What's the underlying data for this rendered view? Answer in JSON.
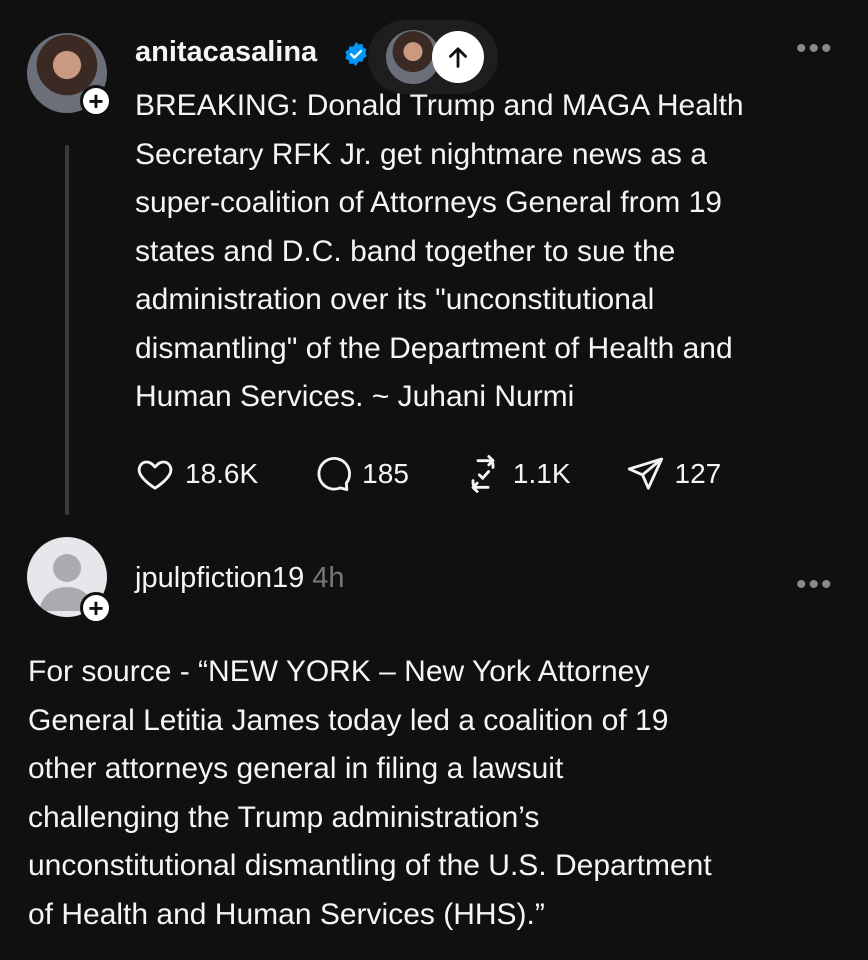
{
  "post1": {
    "username": "anitacasalina",
    "verified": true,
    "body": "BREAKING: Donald Trump and MAGA Health\nSecretary RFK Jr. get nightmare news as a\nsuper-coalition of Attorneys General from 19\nstates and D.C. band together to sue the\nadministration over its \"unconstitutional\ndismantling\" of the Department of Health and\nHuman Services. ~ Juhani Nurmi",
    "likes": "18.6K",
    "replies": "185",
    "reposts": "1.1K",
    "shares": "127",
    "more_icon": "more-dots-icon"
  },
  "post2": {
    "username": "jpulpfiction19",
    "timestamp": "4h",
    "body": "For source - “NEW YORK – New York Attorney\nGeneral Letitia James today led a coalition of 19\nother attorneys general in filing a lawsuit\nchallenging the Trump administration’s\nunconstitutional dismantling of the U.S. Department\nof Health and Human Services (HHS).”",
    "more_icon": "more-dots-icon"
  },
  "colors": {
    "background": "#101010",
    "text": "#f3f5f7",
    "muted": "#777777",
    "verified": "#0095f6"
  }
}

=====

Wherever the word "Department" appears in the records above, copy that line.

### Task result
    "body": "BREAKING: Donald Trump and MAGA Health\nSecretary RFK Jr. get nightmare news as a\nsuper-coalition of Attorneys General from 19\nstates and D.C. band together to sue the\nadministration over its \"unconstitutional\ndismantling\" of the Department of Health and\nHuman Services. ~ Juhani Nurmi",
    "body": "For source - “NEW YORK – New York Attorney\nGeneral Letitia James today led a coalition of 19\nother attorneys general in filing a lawsuit\nchallenging the Trump administration’s\nunconstitutional dismantling of the U.S. Department\nof Health and Human Services (HHS).”",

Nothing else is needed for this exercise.